The Peacock made several announcements and brought in Imagine Entertainment to produce. But just weeks before production was skedded to begin, the network pulled the plug, in large part because of financial concerns stemming from the net’s nearly $1 billion decline at the May upfronts.
By contrast, ABC, while confirming development of the project, steadfastly declined to talk about its miniseries — until Wednesday, when Taylor laid out details.
Exec said Keitel will play FBI agent John O’Neill, a passionate terror fighter who was the leading expert on Al-Qaeda at the time of the 9/11 attacks. He perished when the first airplane hit the World Trade Center.
Platt said Keitel (“Be Cool”) has already “immersed himself in the story of John O’Neill” and that it was somehow appropriate the thesp was cast in the role.
“They’re both sort of quintessential New Yorkers,” he said.
Other casting includes Patricia Heaton as the U.S. ambassador to Yemen, who clashed with O’Neill; Amy Madigan (“Carnivale”) as a top CIA analyst; Shaun Toub (“Crash”) as the FBI informant who helped bring down the “blind sheikh” behind the first WTC attack; and Stephen Root (“NewsRadio”) as White House terrorism guru Richard Clarke.
Former New Jersey Gov. Tom Keane will be an adviser to the project, as will former ABC News anchor John Miller (who now heads L.A.’s anti terror unit). Miller’s book “The Cell” has also been optioned for use in the script.
ABC Entertainment prexy Steve McPherson said the net will treat the 9/11 mini differently than a regular longform project, comparing it to seminal ABC pic “The Day After.”
“That was such an important movie for a lot of people, and it wasn’t about entertainment,” he said. “It was about putting out a message, and this falls into the vein of things you do because you think they can be valuable.”
Platt said his miniseries will not be a Hollywood-style over dramatization of the events leading to 9/11.
Stranger than fiction
“If you read the report, sadly, it reads like fiction,” he said. “It’s riveting and compelling just based on the facts.

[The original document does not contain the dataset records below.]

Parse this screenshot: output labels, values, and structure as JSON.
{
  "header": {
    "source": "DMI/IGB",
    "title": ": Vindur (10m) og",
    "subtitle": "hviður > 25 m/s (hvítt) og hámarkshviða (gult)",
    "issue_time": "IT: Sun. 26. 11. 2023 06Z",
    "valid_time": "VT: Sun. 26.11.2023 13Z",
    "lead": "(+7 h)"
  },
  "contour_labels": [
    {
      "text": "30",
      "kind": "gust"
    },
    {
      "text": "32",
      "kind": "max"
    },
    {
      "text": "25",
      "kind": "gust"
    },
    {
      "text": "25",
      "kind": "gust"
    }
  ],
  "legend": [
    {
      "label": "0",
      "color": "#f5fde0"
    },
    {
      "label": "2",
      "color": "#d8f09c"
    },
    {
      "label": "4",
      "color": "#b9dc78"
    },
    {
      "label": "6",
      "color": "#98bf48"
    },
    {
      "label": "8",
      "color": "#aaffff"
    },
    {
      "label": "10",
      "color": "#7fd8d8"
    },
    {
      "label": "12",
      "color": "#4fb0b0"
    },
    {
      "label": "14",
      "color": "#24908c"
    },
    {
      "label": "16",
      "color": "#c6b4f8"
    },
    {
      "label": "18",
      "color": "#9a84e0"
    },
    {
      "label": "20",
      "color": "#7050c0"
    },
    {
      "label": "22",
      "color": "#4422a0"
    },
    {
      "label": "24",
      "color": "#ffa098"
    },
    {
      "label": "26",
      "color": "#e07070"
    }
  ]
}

One need not bring anything more to it. The events speak for themselves.”
Night one of the mini will open on Sept. 11, 2001, with scenes showing the terrorists boarding the four doomed airliners used in the attacks and O’Neill getting ready to begin his job as head of security for the WTC.
As soon as the crew of the first plane is taken hostage, the action will flash back to the 1993 bombing of the WTC. Rest of the first two hours will explore the investigation into that attack.
Night two explores two U.S. embassy bombings, the attack on the U.S.S. Cole and a plot to disrupt millennium celebrations. Final night deals with the planning for the 9/11 attacks.
O’Neill story key
O’Neill’s story will be a key component of the mini, with Taylor calling the role played by Keitel “the John Wayne” of the movie.
But nearly 180 other characters will be introduced, though producers have specifically chosen not to cast Osama bin Laden, President Clinton or President Bush.
Cunningham is no stranger to ABC, having recently helmed the net’s six-hour limited series “Little House on the Prairie.”